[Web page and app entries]
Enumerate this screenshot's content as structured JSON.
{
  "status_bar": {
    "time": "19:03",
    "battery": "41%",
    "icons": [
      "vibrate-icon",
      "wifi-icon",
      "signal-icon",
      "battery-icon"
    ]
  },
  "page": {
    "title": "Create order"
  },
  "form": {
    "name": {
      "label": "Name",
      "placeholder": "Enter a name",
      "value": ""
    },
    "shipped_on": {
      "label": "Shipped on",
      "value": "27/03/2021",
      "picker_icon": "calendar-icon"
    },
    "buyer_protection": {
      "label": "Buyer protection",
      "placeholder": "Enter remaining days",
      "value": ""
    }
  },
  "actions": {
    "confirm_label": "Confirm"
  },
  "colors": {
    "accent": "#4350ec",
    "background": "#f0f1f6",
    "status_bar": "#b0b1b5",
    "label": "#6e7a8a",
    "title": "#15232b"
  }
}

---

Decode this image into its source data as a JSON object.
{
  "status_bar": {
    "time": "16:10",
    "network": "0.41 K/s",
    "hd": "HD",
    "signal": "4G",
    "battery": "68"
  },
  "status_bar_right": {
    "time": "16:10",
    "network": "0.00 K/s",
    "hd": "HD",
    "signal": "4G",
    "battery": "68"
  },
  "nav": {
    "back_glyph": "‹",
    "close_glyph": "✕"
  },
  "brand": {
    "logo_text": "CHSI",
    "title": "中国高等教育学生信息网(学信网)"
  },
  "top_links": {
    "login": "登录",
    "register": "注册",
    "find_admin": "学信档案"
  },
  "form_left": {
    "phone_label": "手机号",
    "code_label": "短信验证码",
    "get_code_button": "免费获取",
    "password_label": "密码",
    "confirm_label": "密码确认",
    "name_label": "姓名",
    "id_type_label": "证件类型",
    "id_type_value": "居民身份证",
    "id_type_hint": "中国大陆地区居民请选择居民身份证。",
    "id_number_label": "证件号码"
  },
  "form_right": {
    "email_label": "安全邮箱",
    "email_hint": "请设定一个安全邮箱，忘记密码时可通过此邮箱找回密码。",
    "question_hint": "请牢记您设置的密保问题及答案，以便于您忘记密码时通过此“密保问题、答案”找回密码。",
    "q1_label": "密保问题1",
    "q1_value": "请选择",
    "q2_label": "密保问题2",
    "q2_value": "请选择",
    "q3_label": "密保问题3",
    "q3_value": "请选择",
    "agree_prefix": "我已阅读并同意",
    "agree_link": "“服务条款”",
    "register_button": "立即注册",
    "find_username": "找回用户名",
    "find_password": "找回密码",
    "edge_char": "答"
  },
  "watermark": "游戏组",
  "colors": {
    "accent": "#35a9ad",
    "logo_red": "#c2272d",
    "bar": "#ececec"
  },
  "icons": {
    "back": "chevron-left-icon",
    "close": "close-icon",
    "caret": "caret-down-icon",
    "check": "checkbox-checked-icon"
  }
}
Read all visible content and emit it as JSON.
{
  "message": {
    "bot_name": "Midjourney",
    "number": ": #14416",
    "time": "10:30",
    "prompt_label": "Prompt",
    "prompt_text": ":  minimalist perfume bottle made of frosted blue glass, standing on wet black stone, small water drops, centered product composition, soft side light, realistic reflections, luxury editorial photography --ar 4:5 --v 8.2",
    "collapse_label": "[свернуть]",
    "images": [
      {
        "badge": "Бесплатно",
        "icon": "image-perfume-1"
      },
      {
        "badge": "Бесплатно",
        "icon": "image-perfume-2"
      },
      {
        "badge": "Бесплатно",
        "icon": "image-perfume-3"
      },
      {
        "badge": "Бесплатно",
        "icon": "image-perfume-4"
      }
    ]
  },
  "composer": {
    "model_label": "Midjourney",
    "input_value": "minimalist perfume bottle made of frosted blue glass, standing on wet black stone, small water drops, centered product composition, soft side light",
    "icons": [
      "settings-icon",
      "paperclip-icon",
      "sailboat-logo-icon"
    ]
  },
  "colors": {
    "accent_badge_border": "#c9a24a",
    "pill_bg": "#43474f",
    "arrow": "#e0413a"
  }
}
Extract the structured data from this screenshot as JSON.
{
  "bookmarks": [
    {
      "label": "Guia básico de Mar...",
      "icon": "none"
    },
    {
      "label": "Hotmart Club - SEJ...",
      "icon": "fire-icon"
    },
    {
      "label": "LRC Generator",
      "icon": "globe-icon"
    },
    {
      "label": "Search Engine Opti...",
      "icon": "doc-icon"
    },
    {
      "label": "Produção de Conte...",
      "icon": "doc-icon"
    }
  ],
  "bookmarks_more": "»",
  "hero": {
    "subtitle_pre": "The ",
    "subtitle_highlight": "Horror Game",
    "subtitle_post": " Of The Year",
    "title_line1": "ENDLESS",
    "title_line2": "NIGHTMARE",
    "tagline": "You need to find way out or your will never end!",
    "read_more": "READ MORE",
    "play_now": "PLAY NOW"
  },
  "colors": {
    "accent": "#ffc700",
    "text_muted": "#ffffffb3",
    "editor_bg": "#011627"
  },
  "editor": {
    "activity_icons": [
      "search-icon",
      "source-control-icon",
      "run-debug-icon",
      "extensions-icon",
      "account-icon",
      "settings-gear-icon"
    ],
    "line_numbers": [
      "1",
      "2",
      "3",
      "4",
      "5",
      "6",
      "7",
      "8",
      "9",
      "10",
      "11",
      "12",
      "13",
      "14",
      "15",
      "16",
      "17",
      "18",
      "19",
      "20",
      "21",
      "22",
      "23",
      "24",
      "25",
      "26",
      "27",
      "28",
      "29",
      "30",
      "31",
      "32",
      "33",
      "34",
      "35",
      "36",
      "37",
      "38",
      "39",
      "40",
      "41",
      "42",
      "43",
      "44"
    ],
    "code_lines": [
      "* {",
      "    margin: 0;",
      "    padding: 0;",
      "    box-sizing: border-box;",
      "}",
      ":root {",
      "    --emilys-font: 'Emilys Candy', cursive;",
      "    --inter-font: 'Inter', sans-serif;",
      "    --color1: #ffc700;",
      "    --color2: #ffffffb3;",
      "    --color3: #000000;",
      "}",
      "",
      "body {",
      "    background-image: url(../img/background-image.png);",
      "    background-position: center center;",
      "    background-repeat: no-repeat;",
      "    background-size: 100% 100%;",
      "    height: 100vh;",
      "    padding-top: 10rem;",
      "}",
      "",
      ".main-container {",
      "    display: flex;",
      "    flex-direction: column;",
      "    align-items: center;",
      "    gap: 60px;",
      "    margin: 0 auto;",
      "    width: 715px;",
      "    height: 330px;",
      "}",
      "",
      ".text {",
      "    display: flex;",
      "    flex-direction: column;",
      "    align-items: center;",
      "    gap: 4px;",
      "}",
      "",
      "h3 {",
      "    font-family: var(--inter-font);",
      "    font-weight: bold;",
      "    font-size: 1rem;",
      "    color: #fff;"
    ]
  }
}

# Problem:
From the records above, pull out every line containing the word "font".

# Final answer:
      "    --emilys-font: 'Emilys Candy', cursive;",
      "    --inter-font: 'Inter', sans-serif;",
      "    font-family: var(--inter-font);",
      "    font-weight: bold;",
      "    font-size: 1rem;",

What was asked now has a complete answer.